Source material Start Marker

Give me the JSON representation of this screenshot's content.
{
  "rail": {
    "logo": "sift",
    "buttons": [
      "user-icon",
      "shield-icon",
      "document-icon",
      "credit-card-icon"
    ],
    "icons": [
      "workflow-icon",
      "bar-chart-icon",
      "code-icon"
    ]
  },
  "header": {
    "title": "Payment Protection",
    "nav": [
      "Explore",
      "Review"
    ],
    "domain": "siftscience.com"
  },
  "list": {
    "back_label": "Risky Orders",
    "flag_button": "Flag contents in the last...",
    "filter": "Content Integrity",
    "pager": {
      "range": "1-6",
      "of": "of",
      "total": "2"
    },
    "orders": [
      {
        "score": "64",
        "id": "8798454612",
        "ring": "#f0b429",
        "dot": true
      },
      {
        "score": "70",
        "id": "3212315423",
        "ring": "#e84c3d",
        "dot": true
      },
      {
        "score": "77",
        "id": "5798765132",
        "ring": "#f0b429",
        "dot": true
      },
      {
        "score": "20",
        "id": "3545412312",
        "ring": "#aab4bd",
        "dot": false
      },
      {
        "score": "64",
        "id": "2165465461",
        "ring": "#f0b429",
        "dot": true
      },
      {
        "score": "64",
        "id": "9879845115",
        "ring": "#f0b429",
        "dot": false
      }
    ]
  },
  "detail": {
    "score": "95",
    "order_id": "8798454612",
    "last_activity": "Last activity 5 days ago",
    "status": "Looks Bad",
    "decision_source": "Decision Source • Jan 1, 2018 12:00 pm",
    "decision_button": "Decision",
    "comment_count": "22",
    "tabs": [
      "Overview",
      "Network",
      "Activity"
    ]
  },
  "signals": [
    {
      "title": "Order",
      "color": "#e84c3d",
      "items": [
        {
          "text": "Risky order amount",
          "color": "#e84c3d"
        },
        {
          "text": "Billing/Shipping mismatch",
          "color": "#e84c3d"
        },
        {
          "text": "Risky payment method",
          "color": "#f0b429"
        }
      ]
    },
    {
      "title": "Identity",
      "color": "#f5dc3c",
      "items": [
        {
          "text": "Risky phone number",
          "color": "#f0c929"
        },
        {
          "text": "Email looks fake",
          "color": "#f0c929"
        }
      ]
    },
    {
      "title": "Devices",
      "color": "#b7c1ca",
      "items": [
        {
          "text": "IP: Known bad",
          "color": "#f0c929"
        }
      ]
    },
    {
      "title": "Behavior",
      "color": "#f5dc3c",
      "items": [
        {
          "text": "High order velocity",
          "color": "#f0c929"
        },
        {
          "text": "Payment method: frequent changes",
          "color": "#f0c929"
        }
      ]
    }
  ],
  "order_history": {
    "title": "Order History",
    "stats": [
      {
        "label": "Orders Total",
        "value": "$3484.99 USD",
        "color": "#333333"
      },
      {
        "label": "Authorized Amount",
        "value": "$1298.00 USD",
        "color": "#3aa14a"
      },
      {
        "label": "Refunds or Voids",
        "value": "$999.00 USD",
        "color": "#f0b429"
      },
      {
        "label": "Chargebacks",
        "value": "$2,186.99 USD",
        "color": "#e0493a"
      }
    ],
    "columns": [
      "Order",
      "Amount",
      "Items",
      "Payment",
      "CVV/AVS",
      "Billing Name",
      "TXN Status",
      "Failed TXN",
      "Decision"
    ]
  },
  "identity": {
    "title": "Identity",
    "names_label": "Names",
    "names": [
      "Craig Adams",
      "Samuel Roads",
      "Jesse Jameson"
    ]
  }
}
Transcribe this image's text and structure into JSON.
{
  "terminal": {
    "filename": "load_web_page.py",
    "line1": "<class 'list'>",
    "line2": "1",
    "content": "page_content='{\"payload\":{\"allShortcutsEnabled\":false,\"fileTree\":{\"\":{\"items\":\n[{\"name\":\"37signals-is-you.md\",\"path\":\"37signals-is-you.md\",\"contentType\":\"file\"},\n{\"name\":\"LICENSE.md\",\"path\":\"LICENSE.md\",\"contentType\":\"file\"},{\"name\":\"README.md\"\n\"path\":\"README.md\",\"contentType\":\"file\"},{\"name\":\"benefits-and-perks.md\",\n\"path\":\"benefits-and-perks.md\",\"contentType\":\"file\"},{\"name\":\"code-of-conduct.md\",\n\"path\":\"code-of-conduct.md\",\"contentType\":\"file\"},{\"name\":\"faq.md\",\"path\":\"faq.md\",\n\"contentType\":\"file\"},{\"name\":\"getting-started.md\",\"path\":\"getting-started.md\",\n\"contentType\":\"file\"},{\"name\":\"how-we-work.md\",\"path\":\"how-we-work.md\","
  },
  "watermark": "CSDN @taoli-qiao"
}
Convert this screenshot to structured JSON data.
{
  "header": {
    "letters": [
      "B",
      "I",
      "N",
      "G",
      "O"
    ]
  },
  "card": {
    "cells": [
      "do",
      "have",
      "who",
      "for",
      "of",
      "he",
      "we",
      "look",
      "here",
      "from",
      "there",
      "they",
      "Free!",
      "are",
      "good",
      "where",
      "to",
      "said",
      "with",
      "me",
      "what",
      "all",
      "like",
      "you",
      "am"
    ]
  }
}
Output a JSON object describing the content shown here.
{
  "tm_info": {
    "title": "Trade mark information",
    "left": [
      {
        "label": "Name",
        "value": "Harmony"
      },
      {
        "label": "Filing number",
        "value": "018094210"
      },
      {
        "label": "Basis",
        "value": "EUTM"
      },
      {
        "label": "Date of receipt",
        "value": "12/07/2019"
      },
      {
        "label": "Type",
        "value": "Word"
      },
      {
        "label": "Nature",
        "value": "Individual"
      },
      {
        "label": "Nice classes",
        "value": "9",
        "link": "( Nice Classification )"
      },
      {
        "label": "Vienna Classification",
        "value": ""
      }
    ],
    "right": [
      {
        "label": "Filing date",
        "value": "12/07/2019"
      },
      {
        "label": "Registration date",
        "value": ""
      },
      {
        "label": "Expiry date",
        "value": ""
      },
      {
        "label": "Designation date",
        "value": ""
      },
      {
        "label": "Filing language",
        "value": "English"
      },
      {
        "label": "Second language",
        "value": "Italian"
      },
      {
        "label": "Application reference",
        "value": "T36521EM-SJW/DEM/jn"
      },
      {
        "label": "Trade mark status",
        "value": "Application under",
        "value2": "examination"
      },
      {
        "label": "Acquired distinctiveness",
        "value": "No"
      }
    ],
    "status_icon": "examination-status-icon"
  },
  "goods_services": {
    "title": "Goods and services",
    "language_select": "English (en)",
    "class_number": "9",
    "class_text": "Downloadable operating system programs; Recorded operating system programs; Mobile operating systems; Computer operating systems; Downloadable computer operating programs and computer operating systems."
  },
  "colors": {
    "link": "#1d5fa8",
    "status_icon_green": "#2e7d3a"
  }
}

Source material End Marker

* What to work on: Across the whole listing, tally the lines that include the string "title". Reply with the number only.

* Solution to this task: 9